Friday, December 21, 2018

Syria Withdrawal and Push for Border Wall Demonstrate Trump's 'America First' Worldview

Leftist media outlets have been slobbering all over themselves the last 24 hours, with a concatenation of news events they hope will damage the White House.

Actually, a lot of this is good news. The Mattis resignation isn't out of the ordinary at all. The economy's actually strong and markets are betting on the future, especially Federal Reserve moves that could dampen growth. Fact is, final 3rd quarter numbers show the economy humming along at 3.5 percent growth. Travel numbers for the season are at record numbers and it should be a booming Christmas shopping season.

For the leftist establishment take on Mattis see NYT, via Memeorandum, "Defense Secretary Jim Mattis Resigns, Rebuking Trump's Worldview."

And for the America First viewpoint, make sure you're following Diana West on Twitter:

And at the Los Angeles Times, "Trump's decision to withdraw from Syria and build a border wall instead marks a key moment for his 'America first' view":

President Trump, in a pair of tweets Wednesday summarizing his worldview, justified his decision to order American troops withdrawn from Syria while promising that the military would instead put resources into building the wall he’s long espoused along the U.S.-Mexico border.

“We have defeated ISIS in Syria, my only reason for being there during the Trump Presidency,” Trump tweeted, shortly before his press secretary announced that “we have started returning United States troops home as we transition to the next phase of this campaign.”

That declaration from Trump came shortly after another Twitter missive in which he declared that “because of the tremendous dangers at the Border, including large scale criminal and drug inflow, the United States Military will build the Wall!”

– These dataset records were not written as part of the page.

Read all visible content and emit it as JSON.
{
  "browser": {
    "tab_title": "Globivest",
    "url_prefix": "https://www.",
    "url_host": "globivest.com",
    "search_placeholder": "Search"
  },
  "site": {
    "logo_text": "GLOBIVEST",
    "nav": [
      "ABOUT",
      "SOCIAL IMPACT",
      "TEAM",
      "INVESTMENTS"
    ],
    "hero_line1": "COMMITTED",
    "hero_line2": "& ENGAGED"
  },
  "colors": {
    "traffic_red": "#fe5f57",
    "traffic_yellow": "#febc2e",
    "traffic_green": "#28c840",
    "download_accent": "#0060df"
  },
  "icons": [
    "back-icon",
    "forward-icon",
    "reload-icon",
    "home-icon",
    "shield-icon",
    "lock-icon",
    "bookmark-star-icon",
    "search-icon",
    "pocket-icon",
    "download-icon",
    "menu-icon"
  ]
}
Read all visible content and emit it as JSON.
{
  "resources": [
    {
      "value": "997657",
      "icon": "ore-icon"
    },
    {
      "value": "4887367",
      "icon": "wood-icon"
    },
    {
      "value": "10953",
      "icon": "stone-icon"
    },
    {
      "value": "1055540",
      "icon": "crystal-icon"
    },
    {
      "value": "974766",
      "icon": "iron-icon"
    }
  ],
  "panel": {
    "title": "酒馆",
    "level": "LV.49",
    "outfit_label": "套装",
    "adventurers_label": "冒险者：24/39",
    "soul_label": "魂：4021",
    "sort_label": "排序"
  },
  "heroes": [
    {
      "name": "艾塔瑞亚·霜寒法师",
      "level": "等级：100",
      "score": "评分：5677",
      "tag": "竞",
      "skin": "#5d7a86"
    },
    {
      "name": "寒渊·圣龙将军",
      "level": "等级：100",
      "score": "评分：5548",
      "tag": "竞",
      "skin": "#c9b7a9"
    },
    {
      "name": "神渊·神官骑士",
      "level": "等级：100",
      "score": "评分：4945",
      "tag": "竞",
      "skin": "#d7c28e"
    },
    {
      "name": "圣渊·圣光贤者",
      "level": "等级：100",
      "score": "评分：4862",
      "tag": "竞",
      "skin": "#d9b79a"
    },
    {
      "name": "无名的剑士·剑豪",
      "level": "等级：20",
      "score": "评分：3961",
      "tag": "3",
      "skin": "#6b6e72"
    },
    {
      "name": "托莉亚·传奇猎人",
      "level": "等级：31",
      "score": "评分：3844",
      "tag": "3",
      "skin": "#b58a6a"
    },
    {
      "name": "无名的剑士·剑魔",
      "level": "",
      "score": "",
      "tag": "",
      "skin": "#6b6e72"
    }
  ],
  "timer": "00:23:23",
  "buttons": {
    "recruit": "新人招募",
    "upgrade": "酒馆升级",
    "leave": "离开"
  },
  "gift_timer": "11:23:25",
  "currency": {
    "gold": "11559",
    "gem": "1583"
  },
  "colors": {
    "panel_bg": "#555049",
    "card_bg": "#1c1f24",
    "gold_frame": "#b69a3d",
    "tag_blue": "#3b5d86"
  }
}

The joint tweets offered perhaps the clearest distillation to date of Trump’s “America first” policy: a simple and abrupt vow to disengage from one of the world’s most nettlesome conflicts, with a potentially premature declaration of victory over the militants of Islamic State, also known as ISIS, coupled with an unlikely promise that the world’s most sophisticated fighting force would be deployed to build a literal fortification around the homeland.

The order to withdraw the roughly 2,000 troops currently in Syria provided the latest example of how Trump’s instinct to turn inward, whatever the risk and costs to the United States’ influence and reputation abroad, may clash with the views of the generals and foreign policy experts who serve inside and outside his administration.

Defense Secretary James N. Mattis, for example, a retired four-star general who once commanded American forces in the Middle East, was pushed aside by President Obama for advocating more forceful engagement in the region. Pentagon officials over the last two years have repeatedly clashed with Trump’s desires to limit the kind of muscular U.S. role in the Mideast that Mattis has advocated in the past.

Trump’s announcement raised fears among national security professionals that he might follow the Syria decision with a troop drawdown in Afghanistan, something he has long wanted to do.

Either exit involves a strategic gamble by Trump and could also cost the president politically if Islamic State violence resurges or the region destabilizes during the 2020 election campaign.

“It is a major blunder,” said Sen. Marco Rubio (R-Fla.). “If it isn’t reversed, it will haunt this administration and America for years to come.”

As is often the case, many officials worked Wednesday to mitigate the immediate impacts of Trump’s declaration, by slowing the withdrawal timeline and following his instructions only approximately. Others who have grown accustomed to Trump’s splashy promises and the fluidity of his decision-making cautioned that Wednesday’s announcement may not come immediately to fruition or could be tempered by the time the military implements it.

Trump’s about-face came only weeks after some of his own advisors said U.S. troops would remain in Syria until Iran, a key backer of Syrian President Bashar Assad, agreed to remove its own troops from the country. That expanded mission appeared to reflect the wishes of anti-Iran hard-liners, including national security advisor John Bolton, rather than Trump’s views.

A senior administration official who briefed reporters on the condition of anonymity put the matter bluntly. Asked about the cascade of recent statements by Bolton and others vowing to stay in Syria as long as Iran remained engaged, the official said that Trump is doing what Trump wants to do.

“The issue here is that the president has made a decision,” the official said. “He gets to do that. It’s his prerogative.”

The official conceded that the Islamic State threat has not been eliminated from the region beyond Syria’s borders, even if the militants have been significantly hobbled inside.

Some of Trump’s closest allies in the Republican Party oppose his plan...
Still more.